The objective of NEVER GO TO WORK is in its title: Your alarm goes off just after 6 AM, and it's time to get to the office. Except arriving there ends the game, and you don't really want to go to work, anyway.
You are Agenesia, disgruntled and harboring a crush on your unreliable bus driver, and your meandering takes you all over town. Anything can go wrong: I was killed by ghosts on a mini golf course, and found myself inexplicably on a riverboat. I wanted to go to the strip club, but it was closed. I kind of like the gritty caprice of Agenesia's world: The rough textures of the graphical interface, the not knowing what to expect—is my intentional avoidance of efficient bus routes going to make my lateness to work sprawl wonderfully on the digital clock before me, or will I accidentally stumble into a game-over?
Some of the opacity doesn't serve the experience though, something I don't mind saying as developer Rani Baker (who also made this buggy but nifty nostalgic rebuild of Demon's Forge, the kind of Apple IIe game that I'm weird enough to still be excited about) is still taking feedback toward a final version of the game.

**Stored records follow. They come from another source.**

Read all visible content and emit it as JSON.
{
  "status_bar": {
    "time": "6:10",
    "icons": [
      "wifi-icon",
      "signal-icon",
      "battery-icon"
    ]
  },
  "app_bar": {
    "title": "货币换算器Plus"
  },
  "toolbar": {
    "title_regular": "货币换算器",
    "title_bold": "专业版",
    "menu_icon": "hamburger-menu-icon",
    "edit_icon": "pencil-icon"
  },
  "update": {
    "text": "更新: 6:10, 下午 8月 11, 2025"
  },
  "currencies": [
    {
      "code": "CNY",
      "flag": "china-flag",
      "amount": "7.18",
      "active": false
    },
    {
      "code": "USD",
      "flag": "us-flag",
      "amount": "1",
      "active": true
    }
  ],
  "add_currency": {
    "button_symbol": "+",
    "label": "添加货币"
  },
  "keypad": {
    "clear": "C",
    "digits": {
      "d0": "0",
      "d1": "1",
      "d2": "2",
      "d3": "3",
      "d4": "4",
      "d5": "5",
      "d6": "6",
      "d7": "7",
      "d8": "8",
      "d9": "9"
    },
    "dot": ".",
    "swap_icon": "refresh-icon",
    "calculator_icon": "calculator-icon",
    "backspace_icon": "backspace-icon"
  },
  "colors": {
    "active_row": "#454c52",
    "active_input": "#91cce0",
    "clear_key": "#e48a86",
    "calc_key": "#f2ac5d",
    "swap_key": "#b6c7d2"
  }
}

I have a pack of cigarettes in my inventory slot, but while clicking it sometimes takes me to a wonderful neon ritual site, at other times it gets me stuck in an endless loop. I'm not sure what it's for. I enjoy the tension between needing to keep moving and not wanting to arrive at work, but while the collage of unpredictable moments feels creative and cool, at times I wish there were a little more for me to do.
NEVER GO TO WORK is free to play in your browser. It is the latest title to be commissioned by the Interactive Fiction Fund, which aims to support both established and up-and-coming interactive fiction makers with actual money (I'm a backer; consider becoming one yourself here). The last title was Morning Rituals, a game about a Satanic Keurig machine (which we liked).